A high resolution shader effect has been added to the procedural terrain rendering of the Atmospheric Light Scattering framework, which renders cm-scale detail resolution. This allows for a much improved low level flight experience and more interesting helicopter operations in the terrain, as there are now visual markers available to gauge distance to the terrain (the EC-135 landing on Lanai shrubland).


The weather system has received a major upgrade. The grouping of sparse clouds into patterns is now much more realistic, replacing simple clusters by visually more interesting undulatus or wavy patterns.

As part of these changes, the rendering of low visibility scenes in Atmospheric Light Scattering has also been made more consistent.


The next version of a well-known aircraft arrives:

The Eurocopter EC-135 is currently undergoing a major overhaul. The FDM is completely revised, leading to a more stable experience in level flight, and the cockpit is done in high-resolution photorealistic texturing (over the French Alps, close to Grenoble).

A large selection of different models is provided, all with different liveries, equipment and slightly altered FDM (over the French Alps, close to Grenoble).


The environment becomes more interactive:

Canvas is a technology to render 2-d information into the scene – it can be used for complicated instruments or a HUD. However, it has now been extended to be applicable to scenery objects as well – this allows for novel features such as airliner docking guidance systems as shown here.

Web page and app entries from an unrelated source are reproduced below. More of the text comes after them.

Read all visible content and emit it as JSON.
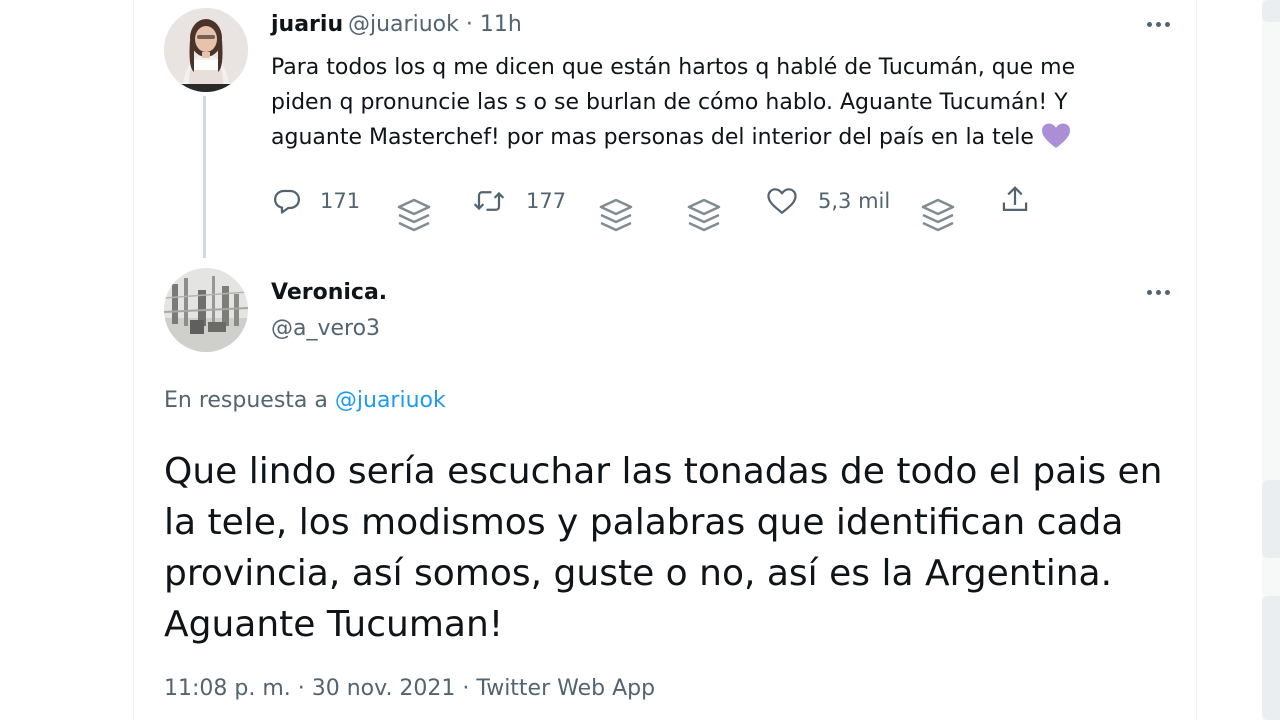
{
  "tweet1": {
    "display_name": "juariu",
    "handle": "@juariuok",
    "separator": "·",
    "time": "11h",
    "text_lines": [
      "Para todos los q me dicen que están hartos q hablé de Tucumán, que me",
      "piden q pronuncie las s o se burlan de cómo hablo. Aguante Tucumán! Y",
      "aguante Masterchef! por mas personas del interior del país en la tele"
    ],
    "emoji": "purple-heart",
    "actions": {
      "replies": "171",
      "retweets": "177",
      "likes": "5,3 mil"
    }
  },
  "tweet2": {
    "display_name": "Veronica.",
    "handle": "@a_vero3",
    "reply_prefix": "En respuesta a",
    "reply_handle": "@juariuok",
    "text_lines": [
      "Que lindo sería escuchar las tonadas de todo el pais en",
      "la tele, los modismos y palabras que identifican cada",
      "provincia, así somos, guste o no, así es la Argentina.",
      "Aguante Tucuman!"
    ],
    "meta": "11:08 p. m. · 30 nov. 2021 · Twitter Web App"
  },
  "colors": {
    "text": "#0f1419",
    "muted": "#536471",
    "link": "#1d9bf0",
    "thread_line": "#cfd9de",
    "heart_emoji": "#aa8ed6"
  },
  "icons": [
    "reply-icon",
    "retweet-icon",
    "like-icon",
    "share-icon",
    "layers-icon",
    "more-icon",
    "purple-heart-emoji"
  ]
}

Seasonal effects

Now you don’t only have to fly in summer or winter:

As part of a restructured tree shader, deciduous trees now shed their foliage if they are above the snowline, thus they adapt to the shader-drawn snow effects better. In addition, Atmospheric Light Scattering includes now an experimental season effect (mostly tested for Europe) which allows to simulate the autumn coloring of deciduous forests and pastures.

And many improvements more…

And that’s not all:

* regional textures for Middle East, the UK, Greenland, Indonesia, the arctic sea and Madagascar have been added
* improved aircraft checklists
* better interface between Basic Weather and Atmospheric Light Scattering rendering
* tree movement in the wind
* novel animations, allowing e.g. for more realistic rendering of complex gear motion


Stay tuned as we fly towards the next release!

12 Days of Flight Tips (Season 2)

Wednesday, January 2nd, 2013

Last year, Oscar (youtube user: osjcag) created a series of short “howto” movies called the 12 Days of FlightGear Tips.  This year he is producing Season #2!  Each day he releases a new tip in honor of the twelve days of Christmas. Make sure you check back each day for the new tip!  Even “seasoned” FlightGear pilots may pick up a new trick or two.  Enjoy!